Clean out the bushing recesses on both the torsion bar cover and torsion bar housing. Test fit your new inner and outer urethane bushings into them. If they do not fit flush (and they won’t) cut or grind away at the knobby bushing locators until they do fit flush.
Do your trimming slowly and test fit often so you don’t take off too much.
The temptation to skip this step and just try to pull the torsion bar cover down with longer bolts and compress the bushings will be strong, but all you’ll do is bend the cover and break a bolt or strip a thread.
Get out your metric tap and die set and chase the torsion bar housing threaded bolt holes clean of rust and dirt with an M10x1.5 tap. Use a little light 3-in-1 oil to help. Those holes do go all the way through, and are subject to water and dirt on the inside.
Prothane supplies a good silicone grease with its bushings, but not enough in my opinion. I’ve seen advice to use talcum powder to lube urethane bushings, but I slather black moly grease on them and so far (2002-present) nothing bad has happened.
The silicone grease is supposed to stop the classic urethane squeak that is common and irritating on street cars. In that all I work on is race cars, a squeak is not a real problem, but binding is. You want grease on all moving or contact surfaces.
Now (if you’re working on the right rear side of the car) screw a bolt into the lower left-hand corner hole of the torsion bar housing.

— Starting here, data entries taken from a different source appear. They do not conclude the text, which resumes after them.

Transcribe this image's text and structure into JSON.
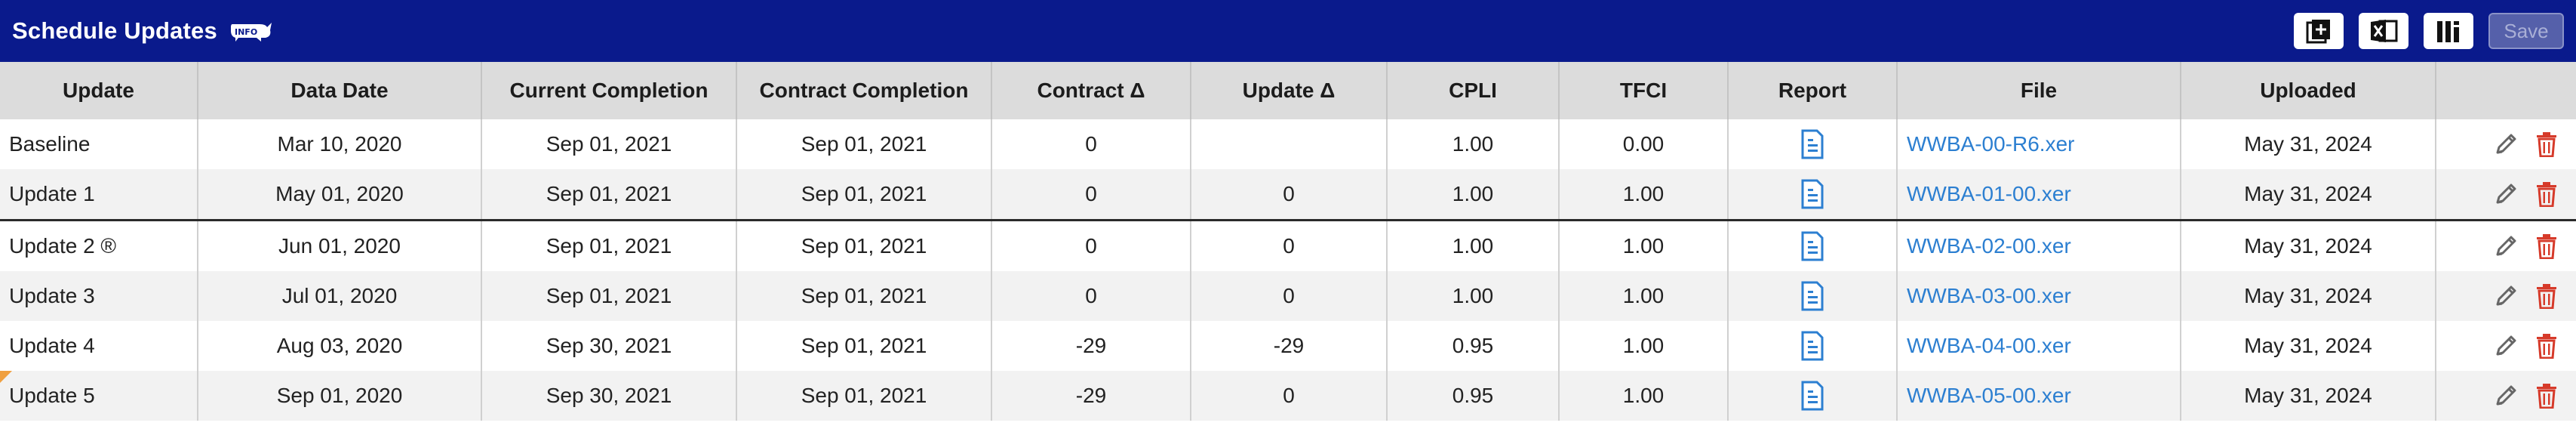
{
  "header": {
    "title": "Schedule Updates",
    "info_badge": "INFO",
    "save_label": "Save"
  },
  "toolbar_icons": [
    "add-document-icon",
    "excel-icon",
    "columns-icon"
  ],
  "colors": {
    "header_bg": "#0a1a8c",
    "link": "#2c7fd1",
    "delete": "#d63a2a",
    "column_header_bg": "#dcdcdc"
  },
  "table": {
    "columns": [
      "Update",
      "Data Date",
      "Current Completion",
      "Contract Completion",
      "Contract Δ",
      "Update Δ",
      "CPLI",
      "TFCI",
      "Report",
      "File",
      "Uploaded",
      ""
    ],
    "rows": [
      {
        "update": "Baseline",
        "data_date": "Mar 10, 2020",
        "current_completion": "Sep 01, 2021",
        "contract_completion": "Sep 01, 2021",
        "contract_delta": "0",
        "update_delta": "",
        "cpli": "1.00",
        "tfci": "0.00",
        "file": "WWBA-00-R6.xer",
        "uploaded": "May 31, 2024"
      },
      {
        "update": "Update 1",
        "data_date": "May 01, 2020",
        "current_completion": "Sep 01, 2021",
        "contract_completion": "Sep 01, 2021",
        "contract_delta": "0",
        "update_delta": "0",
        "cpli": "1.00",
        "tfci": "1.00",
        "file": "WWBA-01-00.xer",
        "uploaded": "May 31, 2024"
      },
      {
        "update": "Update 2 ®",
        "data_date": "Jun 01, 2020",
        "current_completion": "Sep 01, 2021",
        "contract_completion": "Sep 01, 2021",
        "contract_delta": "0",
        "update_delta": "0",
        "cpli": "1.00",
        "tfci": "1.00",
        "file": "WWBA-02-00.xer",
        "uploaded": "May 31, 2024"
      },
      {
        "update": "Update 3",
        "data_date": "Jul 01, 2020",
        "current_completion": "Sep 01, 2021",
        "contract_completion": "Sep 01, 2021",
        "contract_delta": "0",
        "update_delta": "0",
        "cpli": "1.00",
        "tfci": "1.00",
        "file": "WWBA-03-00.xer",
        "uploaded": "May 31, 2024"
      },
      {
        "update": "Update 4",
        "data_date": "Aug 03, 2020",
        "current_completion": "Sep 30, 2021",
        "contract_completion": "Sep 01, 2021",
        "contract_delta": "-29",
        "update_delta": "-29",
        "cpli": "0.95",
        "tfci": "1.00",
        "file": "WWBA-04-00.xer",
        "uploaded": "May 31, 2024"
      },
      {
        "update": "Update 5",
        "data_date": "Sep 01, 2020",
        "current_completion": "Sep 30, 2021",
        "contract_completion": "Sep 01, 2021",
        "contract_delta": "-29",
        "update_delta": "0",
        "cpli": "0.95",
        "tfci": "1.00",
        "file": "WWBA-05-00.xer",
        "uploaded": "May 31, 2024"
      }
    ]
  }
}
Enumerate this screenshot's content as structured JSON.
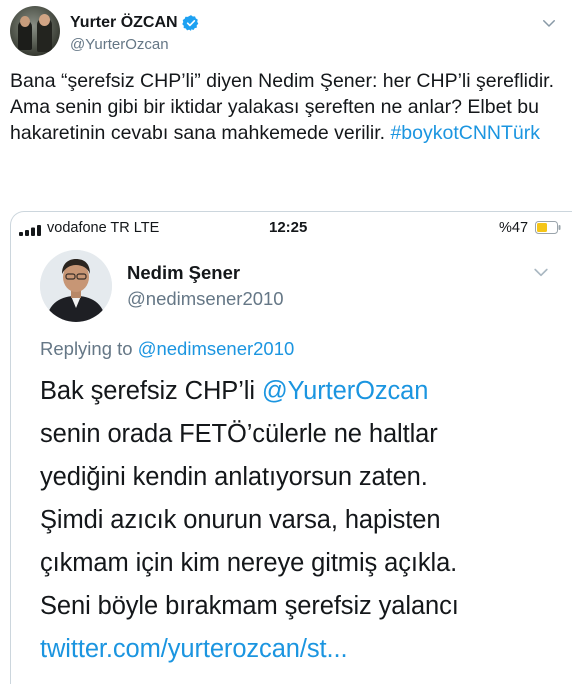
{
  "tweet": {
    "author_name": "Yurter ÖZCAN",
    "author_handle": "@YurterOzcan",
    "text_main": "Bana “şerefsiz CHP’li” diyen Nedim Şener: her CHP’li şereflidir. Ama senin gibi bir iktidar yalakası şereften ne anlar? Elbet bu hakaretinin cevabı sana mahkemede verilir. ",
    "hashtag": "#boykotCNNTürk"
  },
  "screenshot": {
    "status_bar": {
      "carrier": "vodafone TR  LTE",
      "time": "12:25",
      "battery": "%47"
    },
    "quoted": {
      "author_name": "Nedim Şener",
      "author_handle": "@nedimsener2010",
      "replying_label": "Replying to ",
      "replying_to": "@nedimsener2010",
      "line1_prefix": "Bak şerefsiz CHP’li ",
      "line1_mention": "@YurterOzcan",
      "line2": "senin orada FETÖ’cülerle ne haltlar",
      "line3": "yediğini kendin anlatıyorsun zaten.",
      "line4": "Şimdi azıcık onurun varsa, hapisten",
      "line5": "çıkmam için kim nereye gitmiş açıkla.",
      "line6": "Seni böyle bırakmam  şerefsiz yalancı",
      "link": "twitter.com/yurterozcan/st..."
    }
  },
  "colors": {
    "link_blue": "#1b95e0",
    "verified_blue": "#1da1f2",
    "muted": "#657786",
    "battery_yellow": "#f5c518"
  },
  "icons": [
    "verified-badge-icon",
    "chevron-down-icon",
    "signal-bars-icon",
    "battery-icon"
  ]
}
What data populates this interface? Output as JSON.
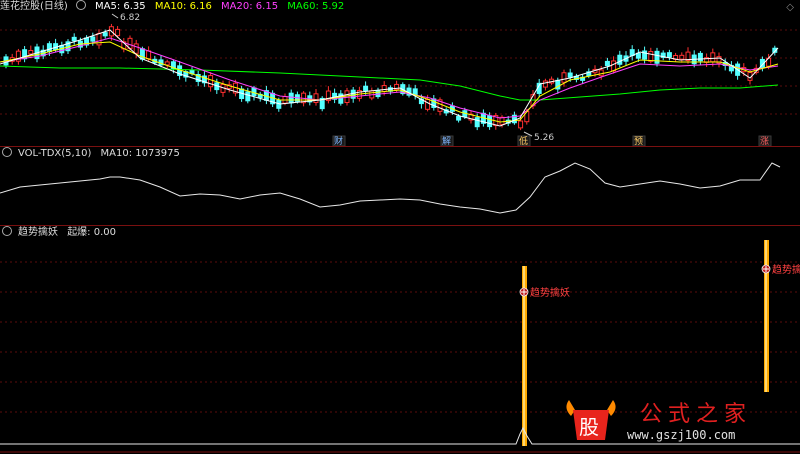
{
  "main": {
    "title": "莲花控股(日线)",
    "indicators": [
      {
        "label": "MA5: 6.35",
        "color": "#ffffff"
      },
      {
        "label": "MA10: 6.16",
        "color": "#ffff00"
      },
      {
        "label": "MA20: 6.15",
        "color": "#ff40ff"
      },
      {
        "label": "MA60: 5.92",
        "color": "#00ff00"
      }
    ],
    "high_label": "6.82",
    "low_label": "5.26",
    "markers": [
      "财",
      "解",
      "低",
      "预",
      "涨"
    ]
  },
  "vol": {
    "title": "VOL-TDX(5,10)",
    "ma10_label": "MA10: 1073975"
  },
  "signal": {
    "title": "趋势擒妖",
    "value_label": "起爆: 0.00",
    "annotations": [
      "趋势擒妖",
      "趋势擒妖"
    ]
  },
  "logo": {
    "text": "公式之家",
    "url": "www.gszj100.com",
    "glyph": "股"
  },
  "colors": {
    "up": "#ff3030",
    "down": "#54ffff",
    "ma5": "#ffffff",
    "ma10": "#ffff00",
    "ma20": "#ff40ff",
    "ma60": "#00ff00",
    "signal": "#ffaa00"
  },
  "icons": [
    "chip-icon",
    "collapse-icon",
    "signal-marker-icon",
    "bull-logo-icon"
  ]
}
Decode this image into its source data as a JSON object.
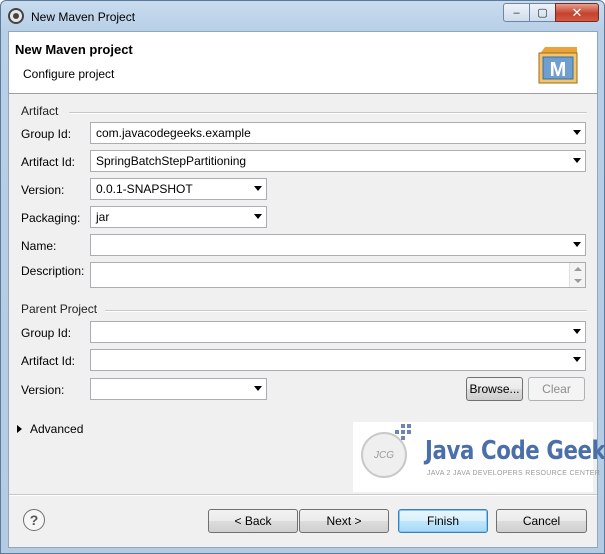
{
  "window": {
    "title": "New Maven Project",
    "controls": {
      "minimize": "–",
      "maximize": "▢",
      "close": "✕"
    }
  },
  "header": {
    "title": "New Maven project",
    "subtitle": "Configure project",
    "logo_letter": "M"
  },
  "artifact": {
    "section_label": "Artifact",
    "group_id": {
      "label": "Group Id:",
      "value": "com.javacodegeeks.example"
    },
    "artifact_id": {
      "label": "Artifact Id:",
      "value": "SpringBatchStepPartitioning"
    },
    "version": {
      "label": "Version:",
      "value": "0.0.1-SNAPSHOT"
    },
    "packaging": {
      "label": "Packaging:",
      "value": "jar"
    },
    "name": {
      "label": "Name:",
      "value": ""
    },
    "description": {
      "label": "Description:",
      "value": ""
    }
  },
  "parent": {
    "section_label": "Parent Project",
    "group_id": {
      "label": "Group Id:",
      "value": ""
    },
    "artifact_id": {
      "label": "Artifact Id:",
      "value": ""
    },
    "version": {
      "label": "Version:",
      "value": ""
    },
    "browse_label": "Browse...",
    "clear_label": "Clear"
  },
  "advanced": {
    "label": "Advanced"
  },
  "branding": {
    "logo_initials": "JCG",
    "name": "Java Code Geeks",
    "tagline": "JAVA 2 JAVA DEVELOPERS RESOURCE CENTER"
  },
  "footer": {
    "help_glyph": "?",
    "back_label": "< Back",
    "next_label": "Next >",
    "finish_label": "Finish",
    "cancel_label": "Cancel"
  }
}
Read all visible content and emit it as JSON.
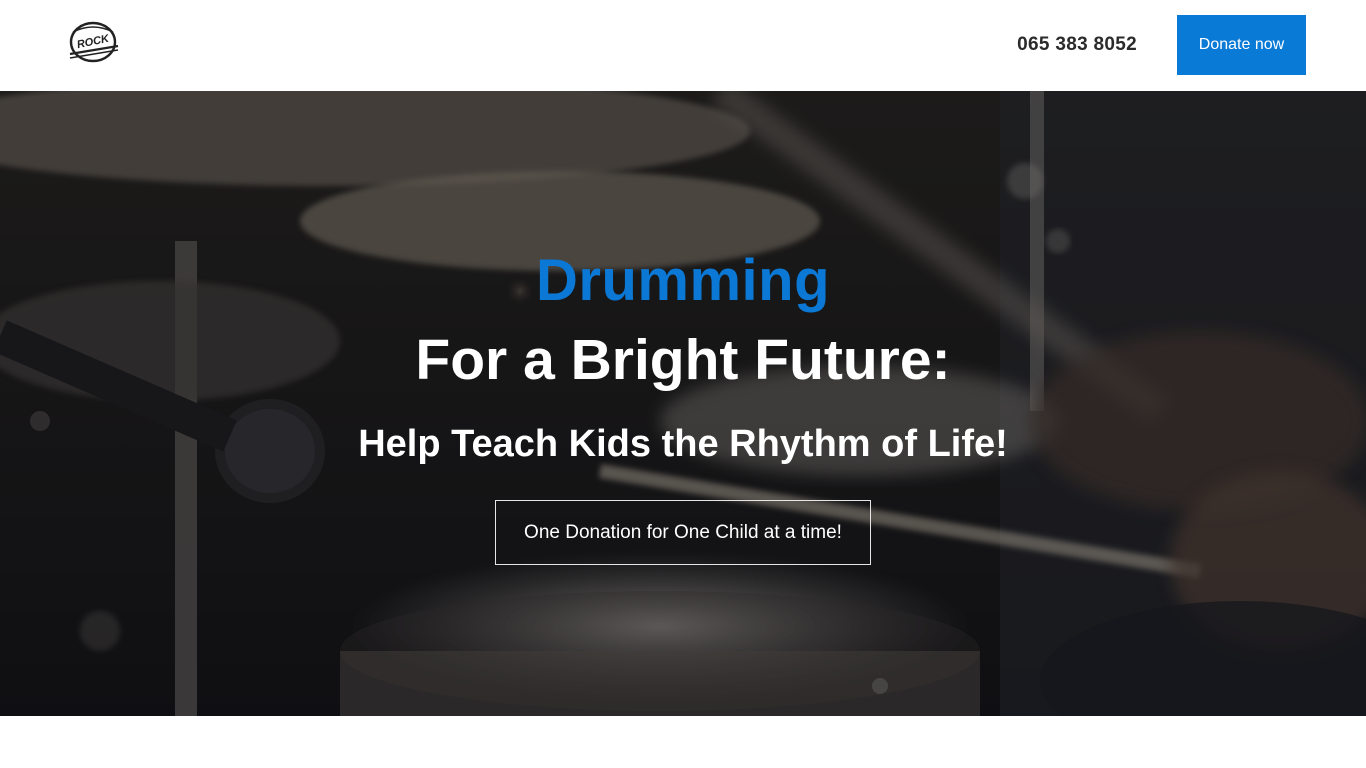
{
  "header": {
    "logo_text": "ROCK",
    "phone": "065 383 8052",
    "donate_label": "Donate now"
  },
  "hero": {
    "headline_accent": "Drumming",
    "headline": "For a Bright Future:",
    "subheadline": "Help Teach Kids the Rhythm of Life!",
    "cta_label": "One Donation for One Child at a time!"
  },
  "colors": {
    "accent": "#0a78d4",
    "button": "#0a7ad7",
    "text_dark": "#2b2b2b",
    "text_light": "#ffffff"
  },
  "icons": {
    "logo": "drum-logo-icon"
  }
}
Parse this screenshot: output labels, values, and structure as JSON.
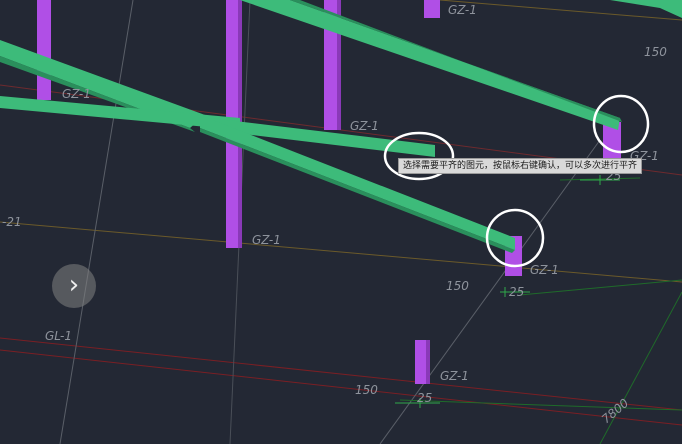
{
  "tooltip": {
    "text": "选择需要平齐的图元，按鼠标右键确认，可以多次进行平齐"
  },
  "labels": {
    "gz": "GZ-1",
    "gl": "GL-1",
    "grid_minus21": "-21",
    "dim_150": "150",
    "dim_25": "25",
    "dim_7800": "7800"
  },
  "nav": {
    "next_icon": "chevron-right-icon"
  },
  "colors": {
    "background": "#232834",
    "beam": "#3dbb7a",
    "column": "#b04fe6",
    "highlight_ring": "#ffffff",
    "axis_red": "#7a1f24",
    "axis_orange": "#a0622a",
    "dim_green": "#2fa84a"
  }
}
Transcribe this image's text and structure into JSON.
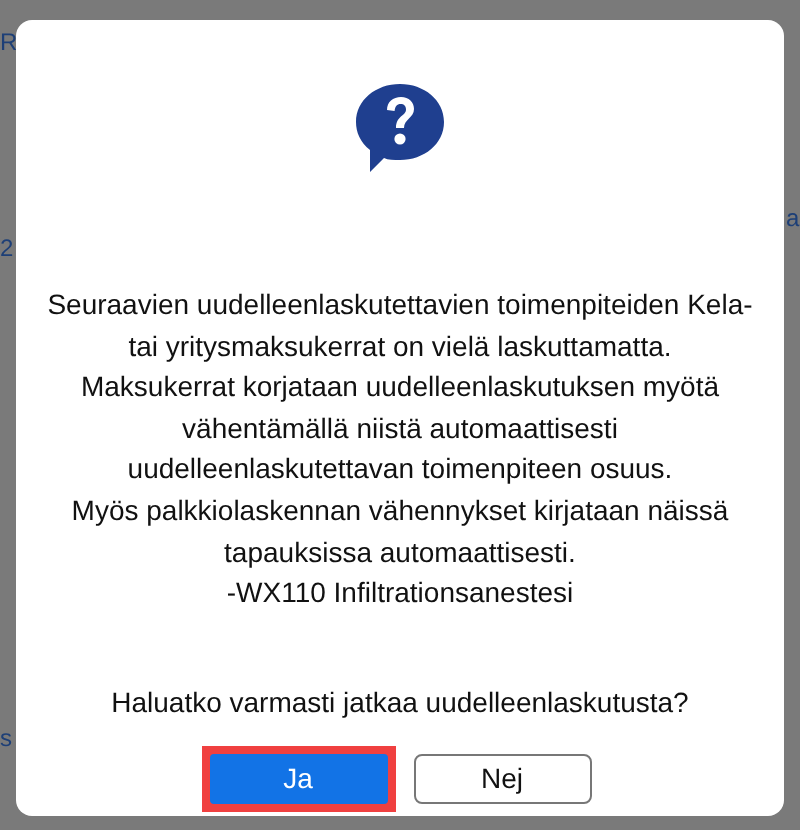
{
  "backdrop": {
    "fragments": [
      "R",
      "2",
      "a",
      "s"
    ]
  },
  "dialog": {
    "message_lines": [
      "Seuraavien uudelleenlaskutettavien toimenpiteiden Kela-",
      "tai yritysmaksukerrat on vielä laskuttamatta.",
      "Maksukerrat korjataan uudelleenlaskutuksen myötä",
      "vähentämällä niistä automaattisesti",
      "uudelleenlaskutettavan toimenpiteen osuus.",
      "Myös palkkiolaskennan vähennykset kirjataan näissä",
      "tapauksissa automaattisesti.",
      "-WX110 Infiltrationsanestesi"
    ],
    "question": "Haluatko varmasti jatkaa uudelleenlaskutusta?",
    "buttons": [
      {
        "label": "Ja",
        "kind": "primary",
        "highlighted": true
      },
      {
        "label": "Nej",
        "kind": "secondary",
        "highlighted": false
      }
    ]
  }
}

This will be your guide and plate rest. Reverse this for the left rear.
Step 8: Reassembly
Place your (flush-fitting) inner bushing on the adjustable plate inside-facing boss and insert the bushing into the torsion bar housing recess over the torsion bar.
Rest the plate on the bolt.
Now, with lots of grease on the torsion bar splines, carefully fit the outer adjustable short plate over the splines, so that the outer plate is aligned evenly with the long plate as if they were one piece.
The long inner plate covers the ledge at full rest, and is going to have to be bent outwards to clear the ledge when we raise the plate assembly, so we don’t want to slide or hammer-tap the outer plate all the way down over the torsion bar splines just yet.
Attach the compression tool to the upper suspension arm nut and hook the bottom of the inner plate with the tool’s slot, and slowly lift the plate, watching out for the slot to fit, adjust itself, and not slip.
When you have the inner plate raised just above the ledge, slip on the outer urethane bushing and torsion bar cover, and screw your four long bolts into the torsion bar housing, with your two washer-spacers per bolt in place. Slowly tighten the bolts down in an X-pattern. Now you are pulling the outer plate down over the torsion bar splines. Don’t hurry. Tap the outer plate with a brass hammer a few times near the torsion bar cover as you go to equalize the stress.
You should see the inner plate move inwards so it is over the ledge. Lower the inner plate now to allow it to securely rest on the ledge, and do not guess at this. You must be sure. Be aware all the ledges out there are not guaranteed flat or straight after all these years of service.
Leave the compression tool in place. It is your safety.
Above: (A) Factory alignment notch for matching factory spring plate mark. (B) End of plate even with axle housing, applies for factory or adjustable plate.
Step 8: Almost Finished
Manhandle and shift the axle back into place, so that the axle flange and the spring plate can be bolted together.
Now insert the two axle housing end bolts loosely and slide the axle back all the way so that the axle housing is dead even with the end of the plate, as in the photo above.
Tighten the end bolts first, and you’ll see the adjustable plate bend just a bit, then finish with the bump stop bracket and it’s bolt. Make sure your alignment hasn’t changed. You might be lucky and have the alignment right, but let’s consider this your initial alignment until you test drive it.
Remove the compression tool so you can do the other side of the car.
Once you have the car on the ground again, you can raise or lower each side of the rear suspension to get your desired ride height.